Like many elections around the world this year, Georgia’s parliamentary vote at the end of October is expected to be largely a referendum on the government’s response to the COVID-19 pandemic.
But what had seemed to be a walkover for the ruling party has turned into something more complicated, as Georgia’s early success in combating the virus is at risk of being overshadowed by a new, serious outbreak.
The incumbent Georgian Dream party is thus now being forced into a delicate balancing act. Georgian voters’ patience and wallets are wearing thin because of the strict measures that the government put in place to slow the virus’s spread, but at the same time the softening of those restrictions has allowed a coronavirus wave to roll across Georgia.
GD is thus pursuing a pull-and-push strategy, foregoing renewed domestic lockdowns even as the virus spreads faster than it ever has, while continuing to largely wall Georgia off from the rest of the world.
Early on, Georgia’s quick, aggressive response managed to make the country an island in a sea of infections and one of the world leaders in coronavirus prevention. For most of the spring, the daily tally of new infections stood in the single digits or teens. Since then the ruling party has been basking in the resulting international plaudits.
At the same time, the heavy restrictions also turned out to be a winner in terms of domestic politics.
Georgians proved surprisingly supportive of the array of stringent counter-pandemic measures that the government imposed, including the closure of national borders and schools, the suspension of public transport and car traffic, and shelter-in-place orders. “For most of the [counter-pandemic] policies the government implemented, support was higher than on any policy issue in recent memory,” said Dustin Gilbreath, deputy research director at the Caucasus Research Resource Centers (CRRC), a polling group.
About 80 percent of Georgians approved of the introduction of a 9pm-to-6am nationwide curfew in March and the restrictions on international and domestic travel, according to series of surveys conducted by the CRRC in spring. Even closing large businesses enjoyed over 71 percent support – a surprisingly high rate in a weak economy. It was clear that Georgians then prioritized health over economy.

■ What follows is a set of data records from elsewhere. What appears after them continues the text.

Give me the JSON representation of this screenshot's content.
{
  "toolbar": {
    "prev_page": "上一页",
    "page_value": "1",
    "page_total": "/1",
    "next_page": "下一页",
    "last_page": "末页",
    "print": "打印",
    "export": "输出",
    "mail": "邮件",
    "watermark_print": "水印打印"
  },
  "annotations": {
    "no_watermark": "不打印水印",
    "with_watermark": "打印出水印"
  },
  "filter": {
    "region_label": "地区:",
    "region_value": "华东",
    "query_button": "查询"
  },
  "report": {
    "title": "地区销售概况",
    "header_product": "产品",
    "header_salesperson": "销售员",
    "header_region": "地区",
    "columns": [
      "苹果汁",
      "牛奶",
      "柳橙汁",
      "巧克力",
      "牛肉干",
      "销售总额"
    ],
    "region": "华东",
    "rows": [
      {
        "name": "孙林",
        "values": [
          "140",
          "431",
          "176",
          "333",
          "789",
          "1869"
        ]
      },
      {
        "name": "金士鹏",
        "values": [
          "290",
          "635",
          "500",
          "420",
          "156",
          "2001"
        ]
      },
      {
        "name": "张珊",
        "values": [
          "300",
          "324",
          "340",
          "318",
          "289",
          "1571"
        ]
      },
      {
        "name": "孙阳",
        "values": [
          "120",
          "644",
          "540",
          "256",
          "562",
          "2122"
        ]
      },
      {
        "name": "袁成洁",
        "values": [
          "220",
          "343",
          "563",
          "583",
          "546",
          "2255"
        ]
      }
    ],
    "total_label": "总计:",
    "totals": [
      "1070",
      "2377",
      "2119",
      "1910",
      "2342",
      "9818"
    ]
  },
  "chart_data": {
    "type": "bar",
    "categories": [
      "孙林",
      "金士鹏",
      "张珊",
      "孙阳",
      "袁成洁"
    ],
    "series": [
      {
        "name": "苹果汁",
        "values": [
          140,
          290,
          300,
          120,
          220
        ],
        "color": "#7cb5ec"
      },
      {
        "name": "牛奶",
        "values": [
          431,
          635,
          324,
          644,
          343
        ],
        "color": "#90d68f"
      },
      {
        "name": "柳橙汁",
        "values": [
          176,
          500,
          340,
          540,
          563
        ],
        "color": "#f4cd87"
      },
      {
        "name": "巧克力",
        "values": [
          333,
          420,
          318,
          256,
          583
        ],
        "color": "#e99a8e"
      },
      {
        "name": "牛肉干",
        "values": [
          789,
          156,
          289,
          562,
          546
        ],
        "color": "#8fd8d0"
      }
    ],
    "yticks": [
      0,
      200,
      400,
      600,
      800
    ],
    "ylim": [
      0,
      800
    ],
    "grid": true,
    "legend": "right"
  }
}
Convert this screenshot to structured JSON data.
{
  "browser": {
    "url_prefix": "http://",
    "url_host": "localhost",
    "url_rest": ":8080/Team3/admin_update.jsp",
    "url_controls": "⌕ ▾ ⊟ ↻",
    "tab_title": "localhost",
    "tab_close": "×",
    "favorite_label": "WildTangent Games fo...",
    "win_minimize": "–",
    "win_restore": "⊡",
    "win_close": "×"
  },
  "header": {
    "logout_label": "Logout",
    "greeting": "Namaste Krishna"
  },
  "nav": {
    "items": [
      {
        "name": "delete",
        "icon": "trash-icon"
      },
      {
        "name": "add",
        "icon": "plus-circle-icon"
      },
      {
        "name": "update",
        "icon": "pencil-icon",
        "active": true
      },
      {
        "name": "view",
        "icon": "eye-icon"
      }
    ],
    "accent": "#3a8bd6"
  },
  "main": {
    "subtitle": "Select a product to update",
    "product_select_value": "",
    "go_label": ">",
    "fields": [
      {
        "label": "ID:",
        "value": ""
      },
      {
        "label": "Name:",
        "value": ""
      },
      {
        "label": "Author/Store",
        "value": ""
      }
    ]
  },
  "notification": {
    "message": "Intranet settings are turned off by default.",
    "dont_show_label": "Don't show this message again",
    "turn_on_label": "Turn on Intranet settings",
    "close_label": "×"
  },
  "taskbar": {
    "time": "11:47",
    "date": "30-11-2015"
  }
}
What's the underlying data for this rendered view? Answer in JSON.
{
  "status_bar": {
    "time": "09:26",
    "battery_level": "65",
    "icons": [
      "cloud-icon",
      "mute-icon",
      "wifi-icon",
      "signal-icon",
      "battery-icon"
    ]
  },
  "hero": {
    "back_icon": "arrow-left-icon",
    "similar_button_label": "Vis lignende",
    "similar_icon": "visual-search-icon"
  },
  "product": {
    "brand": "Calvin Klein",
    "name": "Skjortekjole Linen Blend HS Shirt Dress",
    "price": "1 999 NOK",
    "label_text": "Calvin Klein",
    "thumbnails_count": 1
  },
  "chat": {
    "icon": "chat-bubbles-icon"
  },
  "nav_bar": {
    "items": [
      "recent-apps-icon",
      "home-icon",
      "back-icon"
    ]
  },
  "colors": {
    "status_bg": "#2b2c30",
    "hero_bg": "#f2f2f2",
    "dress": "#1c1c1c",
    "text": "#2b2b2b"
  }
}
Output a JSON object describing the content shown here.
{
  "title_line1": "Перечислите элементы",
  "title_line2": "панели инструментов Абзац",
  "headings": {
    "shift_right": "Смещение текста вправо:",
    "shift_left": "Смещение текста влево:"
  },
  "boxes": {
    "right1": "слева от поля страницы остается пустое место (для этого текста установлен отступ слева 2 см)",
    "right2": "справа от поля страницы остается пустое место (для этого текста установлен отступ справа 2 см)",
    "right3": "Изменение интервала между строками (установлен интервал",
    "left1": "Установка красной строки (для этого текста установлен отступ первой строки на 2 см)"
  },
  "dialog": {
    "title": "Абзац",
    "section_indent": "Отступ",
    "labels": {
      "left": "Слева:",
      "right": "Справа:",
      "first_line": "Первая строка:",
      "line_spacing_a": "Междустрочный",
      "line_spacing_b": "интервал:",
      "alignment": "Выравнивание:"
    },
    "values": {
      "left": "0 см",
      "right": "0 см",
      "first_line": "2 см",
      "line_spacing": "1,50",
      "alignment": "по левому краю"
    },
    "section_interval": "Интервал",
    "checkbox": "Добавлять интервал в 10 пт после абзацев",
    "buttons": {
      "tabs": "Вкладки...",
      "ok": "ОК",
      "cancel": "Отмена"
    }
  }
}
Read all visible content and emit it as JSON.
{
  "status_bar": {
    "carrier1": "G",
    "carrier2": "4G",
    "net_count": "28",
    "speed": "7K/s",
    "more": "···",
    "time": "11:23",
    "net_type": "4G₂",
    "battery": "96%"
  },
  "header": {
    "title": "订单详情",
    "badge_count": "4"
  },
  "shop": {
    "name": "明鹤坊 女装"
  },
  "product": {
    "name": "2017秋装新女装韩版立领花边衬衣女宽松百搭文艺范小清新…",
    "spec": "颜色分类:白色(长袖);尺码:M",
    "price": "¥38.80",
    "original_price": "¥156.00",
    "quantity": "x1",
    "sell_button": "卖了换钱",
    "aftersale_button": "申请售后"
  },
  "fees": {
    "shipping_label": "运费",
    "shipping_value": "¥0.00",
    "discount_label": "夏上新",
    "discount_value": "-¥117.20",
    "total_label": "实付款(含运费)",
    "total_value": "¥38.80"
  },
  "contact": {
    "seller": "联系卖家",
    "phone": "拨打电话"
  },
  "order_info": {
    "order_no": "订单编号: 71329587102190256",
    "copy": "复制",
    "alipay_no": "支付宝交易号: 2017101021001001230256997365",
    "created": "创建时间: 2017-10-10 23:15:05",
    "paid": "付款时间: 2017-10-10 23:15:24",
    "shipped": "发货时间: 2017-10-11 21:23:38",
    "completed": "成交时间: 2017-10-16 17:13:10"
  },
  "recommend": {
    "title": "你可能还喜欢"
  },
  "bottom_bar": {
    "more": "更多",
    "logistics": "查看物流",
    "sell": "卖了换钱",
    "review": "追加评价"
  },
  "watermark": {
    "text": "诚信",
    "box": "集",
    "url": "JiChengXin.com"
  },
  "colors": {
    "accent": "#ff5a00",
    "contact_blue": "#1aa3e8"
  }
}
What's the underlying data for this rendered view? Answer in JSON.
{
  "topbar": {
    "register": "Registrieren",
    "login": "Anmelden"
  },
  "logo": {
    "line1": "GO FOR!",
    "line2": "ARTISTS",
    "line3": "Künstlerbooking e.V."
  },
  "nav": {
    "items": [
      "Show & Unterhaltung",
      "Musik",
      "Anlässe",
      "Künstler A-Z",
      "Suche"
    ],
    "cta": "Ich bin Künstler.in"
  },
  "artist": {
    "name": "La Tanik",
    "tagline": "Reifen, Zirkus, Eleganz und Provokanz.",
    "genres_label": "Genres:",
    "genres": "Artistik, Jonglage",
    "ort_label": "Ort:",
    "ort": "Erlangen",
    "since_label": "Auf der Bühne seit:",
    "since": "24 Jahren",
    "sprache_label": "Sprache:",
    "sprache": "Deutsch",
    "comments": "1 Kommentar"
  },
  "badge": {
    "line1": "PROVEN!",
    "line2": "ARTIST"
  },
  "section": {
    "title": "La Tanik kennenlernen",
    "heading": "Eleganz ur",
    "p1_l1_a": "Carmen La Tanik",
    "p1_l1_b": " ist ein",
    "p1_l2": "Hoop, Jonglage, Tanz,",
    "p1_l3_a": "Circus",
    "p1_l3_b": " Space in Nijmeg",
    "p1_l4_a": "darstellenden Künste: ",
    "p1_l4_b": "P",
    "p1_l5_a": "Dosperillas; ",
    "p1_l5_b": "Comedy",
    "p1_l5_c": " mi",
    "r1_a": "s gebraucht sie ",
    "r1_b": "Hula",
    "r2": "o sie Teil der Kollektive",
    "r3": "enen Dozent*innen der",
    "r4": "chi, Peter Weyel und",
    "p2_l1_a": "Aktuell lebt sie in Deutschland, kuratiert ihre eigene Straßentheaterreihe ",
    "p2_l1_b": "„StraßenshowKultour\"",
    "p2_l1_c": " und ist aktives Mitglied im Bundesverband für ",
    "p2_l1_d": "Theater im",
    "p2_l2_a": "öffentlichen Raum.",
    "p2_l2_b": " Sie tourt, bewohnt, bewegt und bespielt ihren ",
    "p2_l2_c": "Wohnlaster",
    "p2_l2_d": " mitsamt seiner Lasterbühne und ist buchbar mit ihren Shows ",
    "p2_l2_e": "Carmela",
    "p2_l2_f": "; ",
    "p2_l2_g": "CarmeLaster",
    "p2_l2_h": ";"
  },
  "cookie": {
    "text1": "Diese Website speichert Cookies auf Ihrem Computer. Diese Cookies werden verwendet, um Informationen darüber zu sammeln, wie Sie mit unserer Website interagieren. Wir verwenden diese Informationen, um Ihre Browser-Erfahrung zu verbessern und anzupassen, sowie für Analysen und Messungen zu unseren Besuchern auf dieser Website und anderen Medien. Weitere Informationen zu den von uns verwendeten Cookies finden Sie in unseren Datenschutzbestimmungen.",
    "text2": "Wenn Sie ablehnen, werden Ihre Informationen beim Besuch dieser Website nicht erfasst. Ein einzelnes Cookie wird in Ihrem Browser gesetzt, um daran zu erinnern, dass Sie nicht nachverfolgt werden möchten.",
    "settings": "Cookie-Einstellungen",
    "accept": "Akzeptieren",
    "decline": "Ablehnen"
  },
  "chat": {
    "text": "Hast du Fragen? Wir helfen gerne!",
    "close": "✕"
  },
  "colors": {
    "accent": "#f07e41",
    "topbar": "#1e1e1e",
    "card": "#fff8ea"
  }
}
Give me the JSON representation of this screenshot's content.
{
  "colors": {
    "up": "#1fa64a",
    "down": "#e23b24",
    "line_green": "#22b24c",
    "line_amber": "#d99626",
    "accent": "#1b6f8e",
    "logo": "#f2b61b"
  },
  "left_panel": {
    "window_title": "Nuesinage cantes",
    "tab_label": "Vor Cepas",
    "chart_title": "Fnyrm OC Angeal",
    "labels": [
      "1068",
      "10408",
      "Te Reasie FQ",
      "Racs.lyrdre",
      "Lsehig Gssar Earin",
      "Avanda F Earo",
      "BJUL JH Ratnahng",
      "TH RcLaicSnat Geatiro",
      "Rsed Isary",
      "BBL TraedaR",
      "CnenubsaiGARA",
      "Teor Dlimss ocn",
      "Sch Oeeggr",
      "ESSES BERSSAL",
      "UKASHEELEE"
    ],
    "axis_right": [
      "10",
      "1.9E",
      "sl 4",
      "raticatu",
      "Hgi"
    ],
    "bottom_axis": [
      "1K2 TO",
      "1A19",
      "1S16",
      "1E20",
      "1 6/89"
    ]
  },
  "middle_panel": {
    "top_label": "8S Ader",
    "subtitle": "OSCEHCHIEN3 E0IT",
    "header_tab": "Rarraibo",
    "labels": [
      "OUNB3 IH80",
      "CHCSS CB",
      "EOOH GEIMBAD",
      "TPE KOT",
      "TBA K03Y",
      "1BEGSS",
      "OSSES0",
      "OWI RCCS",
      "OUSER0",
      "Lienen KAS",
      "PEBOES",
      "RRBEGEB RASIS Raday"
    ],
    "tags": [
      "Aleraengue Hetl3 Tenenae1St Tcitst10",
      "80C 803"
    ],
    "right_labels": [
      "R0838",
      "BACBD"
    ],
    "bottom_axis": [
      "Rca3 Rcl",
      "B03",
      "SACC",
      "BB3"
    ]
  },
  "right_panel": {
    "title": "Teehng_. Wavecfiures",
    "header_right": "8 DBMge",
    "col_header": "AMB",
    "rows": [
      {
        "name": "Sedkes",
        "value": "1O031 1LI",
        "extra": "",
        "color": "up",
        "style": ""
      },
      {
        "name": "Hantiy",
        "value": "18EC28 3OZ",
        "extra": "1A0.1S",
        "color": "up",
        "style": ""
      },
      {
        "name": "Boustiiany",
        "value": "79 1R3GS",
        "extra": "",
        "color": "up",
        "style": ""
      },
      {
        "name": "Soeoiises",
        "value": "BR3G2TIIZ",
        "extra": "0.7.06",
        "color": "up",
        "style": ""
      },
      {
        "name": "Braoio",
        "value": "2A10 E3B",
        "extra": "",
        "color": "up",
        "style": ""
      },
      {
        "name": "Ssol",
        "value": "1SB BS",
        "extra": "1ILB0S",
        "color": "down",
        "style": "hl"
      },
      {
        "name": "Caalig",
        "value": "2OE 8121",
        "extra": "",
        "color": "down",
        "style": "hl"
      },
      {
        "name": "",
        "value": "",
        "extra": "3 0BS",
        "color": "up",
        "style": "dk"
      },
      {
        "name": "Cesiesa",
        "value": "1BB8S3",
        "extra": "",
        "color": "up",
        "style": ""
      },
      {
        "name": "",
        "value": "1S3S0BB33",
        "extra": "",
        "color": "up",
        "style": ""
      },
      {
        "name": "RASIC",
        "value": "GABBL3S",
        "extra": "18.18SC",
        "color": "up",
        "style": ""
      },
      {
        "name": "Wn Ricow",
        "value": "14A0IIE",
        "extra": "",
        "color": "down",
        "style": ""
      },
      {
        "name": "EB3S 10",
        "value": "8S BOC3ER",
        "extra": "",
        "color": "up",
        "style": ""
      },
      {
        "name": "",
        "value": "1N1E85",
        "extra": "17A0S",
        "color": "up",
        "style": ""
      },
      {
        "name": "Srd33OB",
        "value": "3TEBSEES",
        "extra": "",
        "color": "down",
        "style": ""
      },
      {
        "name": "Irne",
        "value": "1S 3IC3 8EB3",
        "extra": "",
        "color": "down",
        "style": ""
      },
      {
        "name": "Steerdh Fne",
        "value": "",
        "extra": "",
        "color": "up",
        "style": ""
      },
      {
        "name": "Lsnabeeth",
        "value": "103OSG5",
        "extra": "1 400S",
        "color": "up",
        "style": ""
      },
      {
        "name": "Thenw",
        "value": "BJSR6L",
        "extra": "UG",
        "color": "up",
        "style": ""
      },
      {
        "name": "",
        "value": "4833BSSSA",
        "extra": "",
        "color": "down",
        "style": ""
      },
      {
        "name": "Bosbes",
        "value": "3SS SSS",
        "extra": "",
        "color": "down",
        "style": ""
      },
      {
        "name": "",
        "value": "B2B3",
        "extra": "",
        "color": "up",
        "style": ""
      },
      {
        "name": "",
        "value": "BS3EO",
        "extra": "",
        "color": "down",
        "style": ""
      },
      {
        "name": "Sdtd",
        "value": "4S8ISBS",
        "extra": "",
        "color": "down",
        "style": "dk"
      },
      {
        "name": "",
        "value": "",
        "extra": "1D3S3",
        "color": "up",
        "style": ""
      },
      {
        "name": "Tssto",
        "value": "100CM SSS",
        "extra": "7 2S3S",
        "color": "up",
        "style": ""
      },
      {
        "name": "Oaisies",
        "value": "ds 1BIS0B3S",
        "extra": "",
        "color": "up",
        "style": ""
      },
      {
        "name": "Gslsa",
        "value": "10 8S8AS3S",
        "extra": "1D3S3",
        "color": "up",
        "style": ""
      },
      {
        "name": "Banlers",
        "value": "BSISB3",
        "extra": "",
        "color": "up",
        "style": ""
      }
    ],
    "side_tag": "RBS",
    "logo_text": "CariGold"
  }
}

The government was quick to turn its coronavirus containment success into an electoral message.
Doctors and public health officials at the forefront of the counter-pandemic strategy began appearing at Georgian Dream’s campaign events and praising the government in public appearances, much to the chagrin of their independent colleagues and other observers.
“I don’t want to criticize my colleagues – nobody will benefit if epidemiologists turn on each other – but it is regrettable that public health professionals get involved in partisan politics like that. It will inevitably interfere with their perspective and affect the health of the policy debate that we need to have now,” Maya Butsashvili, an infectious disease doctor and commentator, told Eurasianet.
The deft handling of the coronavirus crisis transformed the image of Georgian Dream, which had previously been not distinguished by its competence or initiative. According to the CRRC’s polls, Prime Minister Giorgi Gakharia’s approval rating tripled from the pre-coronavirus period, with other party leaders’ support growing as well. While precise party ratings over this period aren’t available, a cumulative analysis of several public opinion polls suggests that Georgian Dream’s support – which had been on a steady downward trajectory – turned the corner early this year.
But as the months passed, restrictions like the suspension of international travel, layoffs and furloughs began to take their toll. From mid-May on, the national mood had shifted in favor of lifting the restrictions, as public concerns shifted away from health and toward the economy, the CRRC surveys showed.
“Survey data suggest that over the half of the country had issues buying food during the lockdown at least some of the time,” Gilbreath told Eurasianet. A majority of Georgians, when asked in June about the relative importance of managing the economy and containing the virus, said that the economic impacts were worse than the virus itself, Gilbreath said.
Attuned to the public mood swings, the government began gradually lifting the lockdowns. Most businesses reopened and border regulations were relaxed to let some international visitors in. From March to September, Georgia’s “stringency index” went from the top grade of 100 down to 60, according to the Coronavirus Government Response Tracker, a scale developed by Oxford University.
The spread of COVID-19 went in the opposite direction. With the speed bumps removed, the coronavirus outbreak began accelerating fast by the end of the summer, reaching over 200 new cases a day by late September.
The reopening came at a political cost, as the government’s successful image is taking a hit.
In one key international blow, Georgia lost its much-hyped fast-lane access to the European Union. Until the recent surge, Georgia was in the “green” end of the European Union’s traffic light classifying countries based on their pandemic risk. Parents have been grumbling over plans to bring back in-person schooling given the rising risk.
Still, the authorities are thus far refusing to roll back the lockdowns, apparently wary of the political cost. An aggregation of several pre-September polls put Georgian Dream in a commanding lead, suggesting that the party would win re-election with over 50 percent. But that was before the pandemic surge hit.
“The data we have suggest that by June, the public was feeling the economic pain of the restrictions and was eager for the economy to open up again,” Gilbreath said, adding that it is unclear if public opinion is swaying back toward a restrictive mood following the recent outbreak. “Whether people think the restrictions outweighed the economic pain is an open question.”